The Long Return
I have taken to calling it my dark work because it does not come under the category of  "Bright" preferred by one gallery I am in. But as one visitor to my booth at a recent fair pointed out it is not dark is spiritual energy.

The Other Side of Tomorrow

Spider Rock Triptych
I want to paint with a purpose beyond merely selling. I want to paint what it is that moves me and sell to those that are moved by what I paint. I have the studio. I am on Artistic Vistas and Treasures Trail and on Facebook with Binford-Bell Studio and with my sister with Binfords' Back Country Photography and that is where I want to base my marketing efforts. And paint what gives me joy.

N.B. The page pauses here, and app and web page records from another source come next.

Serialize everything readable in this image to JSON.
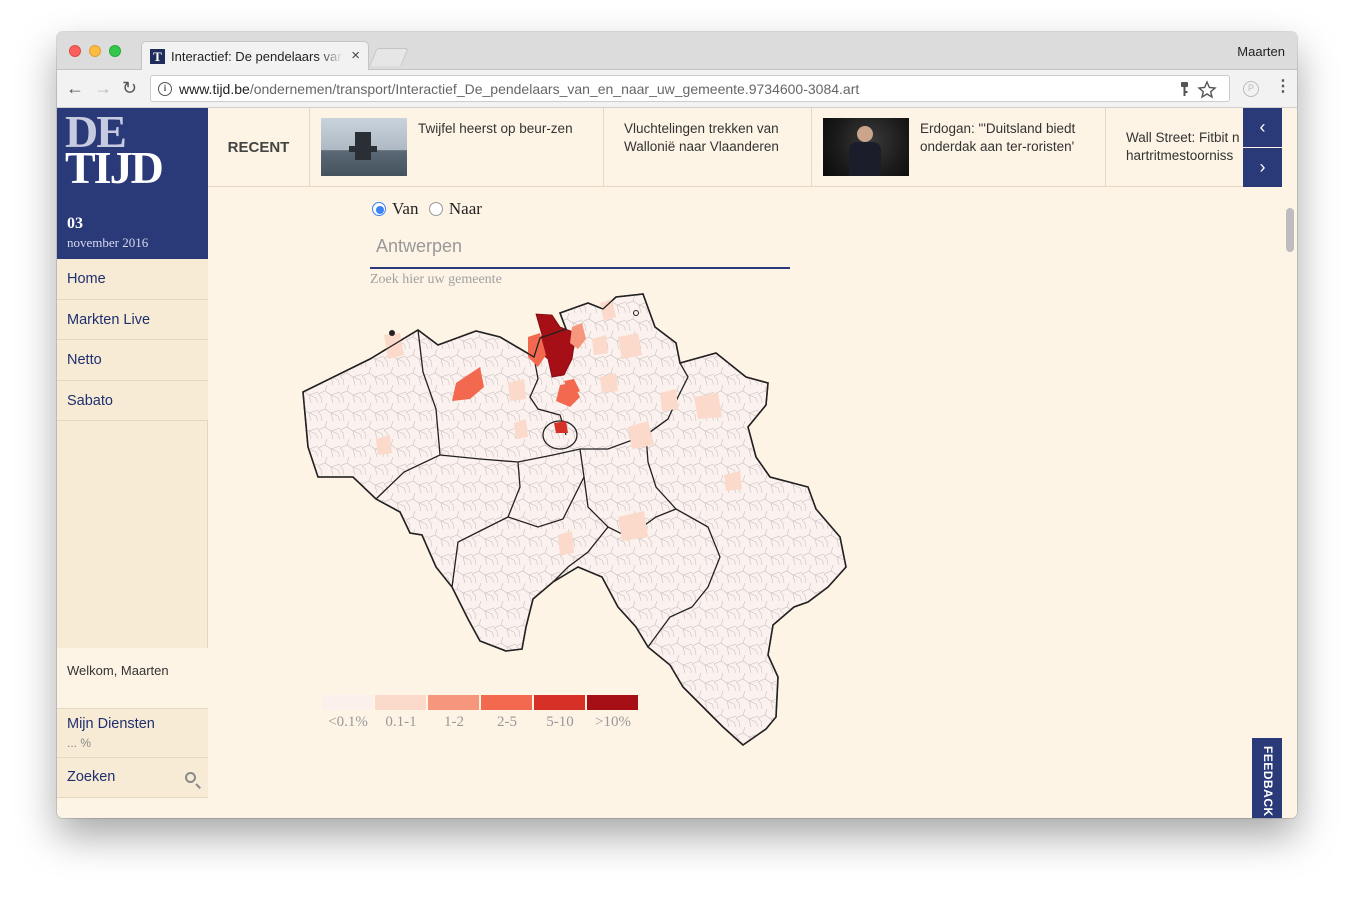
{
  "browser": {
    "tab_title": "Interactief: De pendelaars van en naar uw gemeente",
    "tab_favicon_letter": "T",
    "tab_close": "×",
    "profile_name": "Maarten",
    "url_host": "www.tijd.be",
    "url_path": "/ondernemen/transport/Interactief_De_pendelaars_van_en_naar_uw_gemeente.9734600-3084.art",
    "nav": {
      "back": "←",
      "forward": "→",
      "reload": "↻"
    },
    "menu": "⋮"
  },
  "sidebar": {
    "logo_line1": "DE",
    "logo_line2": "TIJD",
    "date_day": "03",
    "date_month": "november 2016",
    "items": [
      {
        "label": "Home"
      },
      {
        "label": "Markten Live"
      },
      {
        "label": "Netto"
      },
      {
        "label": "Sabato"
      }
    ],
    "welcome": "Welkom, Maarten",
    "mijn_diensten": "Mijn Diensten",
    "mijn_diensten_sub": "... %",
    "zoeken": "Zoeken"
  },
  "recent": {
    "label": "RECENT",
    "items": [
      {
        "title": "Twijfel heerst op beur-zen",
        "has_image": true
      },
      {
        "title": "Vluchtelingen trekken van Wallonië naar Vlaanderen",
        "has_image": false
      },
      {
        "title": "Erdogan: \"'Duitsland biedt onderdak aan ter-roristen'",
        "has_image": true
      },
      {
        "title": "Wall Street: Fitbit n hartritmestoorniss",
        "has_image": false
      }
    ],
    "prev": "‹",
    "next": "›"
  },
  "controls": {
    "options": [
      {
        "label": "Van",
        "selected": true
      },
      {
        "label": "Naar",
        "selected": false
      }
    ],
    "search_value": "Antwerpen",
    "search_hint": "Zoek hier uw gemeente"
  },
  "map": {
    "selected_municipality": "Antwerpen",
    "direction": "Van"
  },
  "legend": {
    "classes": [
      {
        "label": "<0.1%",
        "color": "#fcf0ec"
      },
      {
        "label": "0.1-1",
        "color": "#fbd9cb"
      },
      {
        "label": "1-2",
        "color": "#f6977d"
      },
      {
        "label": "2-5",
        "color": "#f2694f"
      },
      {
        "label": "5-10",
        "color": "#d63027"
      },
      {
        "label": ">10%",
        "color": "#a50f15"
      }
    ]
  },
  "feedback": "FEEDBACK",
  "colors": {
    "brand_navy": "#2a3a78",
    "page_bg": "#fdf4e6",
    "sidebar_bg": "#f8ebd6"
  }
}
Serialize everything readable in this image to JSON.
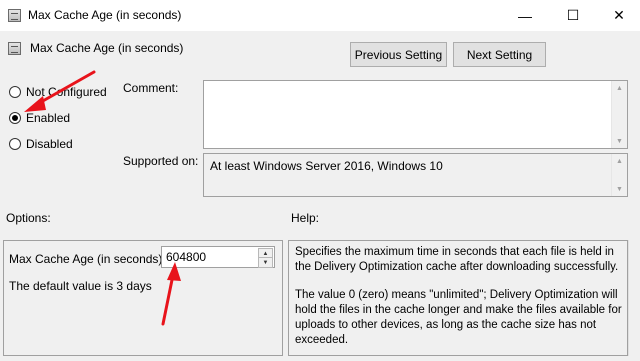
{
  "window": {
    "title": "Max Cache Age (in seconds)",
    "minimize": "—",
    "maximize": "☐",
    "close": "✕"
  },
  "header": {
    "title": "Max Cache Age (in seconds)",
    "prev_button": "Previous Setting",
    "next_button": "Next Setting"
  },
  "state": {
    "options": [
      {
        "label": "Not Configured",
        "selected": false
      },
      {
        "label": "Enabled",
        "selected": true
      },
      {
        "label": "Disabled",
        "selected": false
      }
    ]
  },
  "comment": {
    "label": "Comment:",
    "value": ""
  },
  "supported": {
    "label": "Supported on:",
    "value": "At least Windows Server 2016, Windows 10"
  },
  "options_panel": {
    "heading": "Options:",
    "field_label": "Max Cache Age (in seconds):",
    "field_value": "604800",
    "note": "The default value is 3 days"
  },
  "help_panel": {
    "heading": "Help:",
    "paragraphs": [
      "Specifies the maximum time in seconds that each file is held in the Delivery Optimization cache after downloading successfully.",
      "The value 0 (zero) means \"unlimited\"; Delivery Optimization will hold the files in the cache longer and make the files available for uploads to other devices, as long as the cache size has not exceeded."
    ]
  },
  "annotations": {
    "arrow_color": "#e8131b"
  }
}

Grand River Passage
Even if sometimes that is bright churches.

And with the studio you do get to meet the artist and buy real art. And this weekend I will be at the 30th Angel Fire Artsfest. If you are in the neighborhood come and see me and a select group of other artists displaying their wares in the spirit that began the whole art fair tradition. It never was about out doing Walmart you know.

Tuesday, July 5, 2011

Mag 72 - Quandary over Coffee

Wheat Field with Rising Sun by Van Gogh
Quandary Over Coffee

Standing on the sagging porch
Leaning dangerously against the aging support
Drinking in the morning quiet
The first cup of coffee.

The wheat just turning gold
Looks so full of promise
Days before harvest
Still so much that could go wrong.

Too much of the once needed rain
Hail knocking off the promising heads of grain
Wheat futures crashing
Or simply a broken columbine.

So much depends on the fields of wheat
The new porch for his wife
Mortgage payments for the bank
Seeds of winter wheat to plant.

So much labor has gone before
So much prayer and hope
For a bountiful harvest
And now all he can do is fret the whims of weather.

But today the sun is full
The sky empty of clouds
The forecast on the radio
Said the line of storms were going north.

The porch post creaks
Threatening to break at last
Straightening up he takes the last sip of coffee
And pours the dregs as offering on the Morning glories.

J. Binford-Bell
July 2011

Saturday, July 2, 2011


Open to the possible

Slam the past shut
Lock the door to the road taken
Pause, back to the past
Take in the possible before you.

Why never burn bridges?
Close off the avenue to retreat
Leaving our options open
Keeps us guardians of the gate.

Flowers don't return to the bud
Birds rebuild their shells around them
Why remain open to defeat
Retreat down a path we loathed.

Why is it failure
To know the road taken
Is not our way
Look forward back firmly to the door.

Slam it shut
A chapter of our lives complete
Each door closed
Is a new path opened before us.
J. Binford-Bell 2011

Agonizing Reappraisal Week

Last week was the long awaited New Mexico Arts and Crafts Fair; the best artists in New Mexico. I always feel very proud to be selected and then very out of it once I am there. It can be very cliquish. On Saturday with visitors to the fair slow most artists were roaming the aisles. One told me I should do jewelry; she really likes my jewelry. Two asked why I wasn't still doing masks; Rita, Katrina, Ike, etc. Another suggested my work was not sophisticated enough for that market.

This week I have not even unpacked my paintings. Artsfest begins the 8th and it will be my last arts fair with paintings. I will continue to paint but I am just so tired of fighting the Giclee market. The NMACF was suppose to seriously restrict them but I believe it is impossible. It is like the federal government trying to stop counterfeiting. BTW you can counterfeit paintings easier if you don't use metallics like I do. I don't like my work reduced to a flat ink jet print.

In my youth I hid behind a book or a camera when I was defeated or avoiding making a decision about something - or afraid of what the next person would say to me. So I stayed away from blogging and painting and just took pictures this week.

It was a great week for clouds and flowers and just being still and looking at the world around me.

Seeking inspiration and spiritual healing.

My muse seems to have flown away for the moment.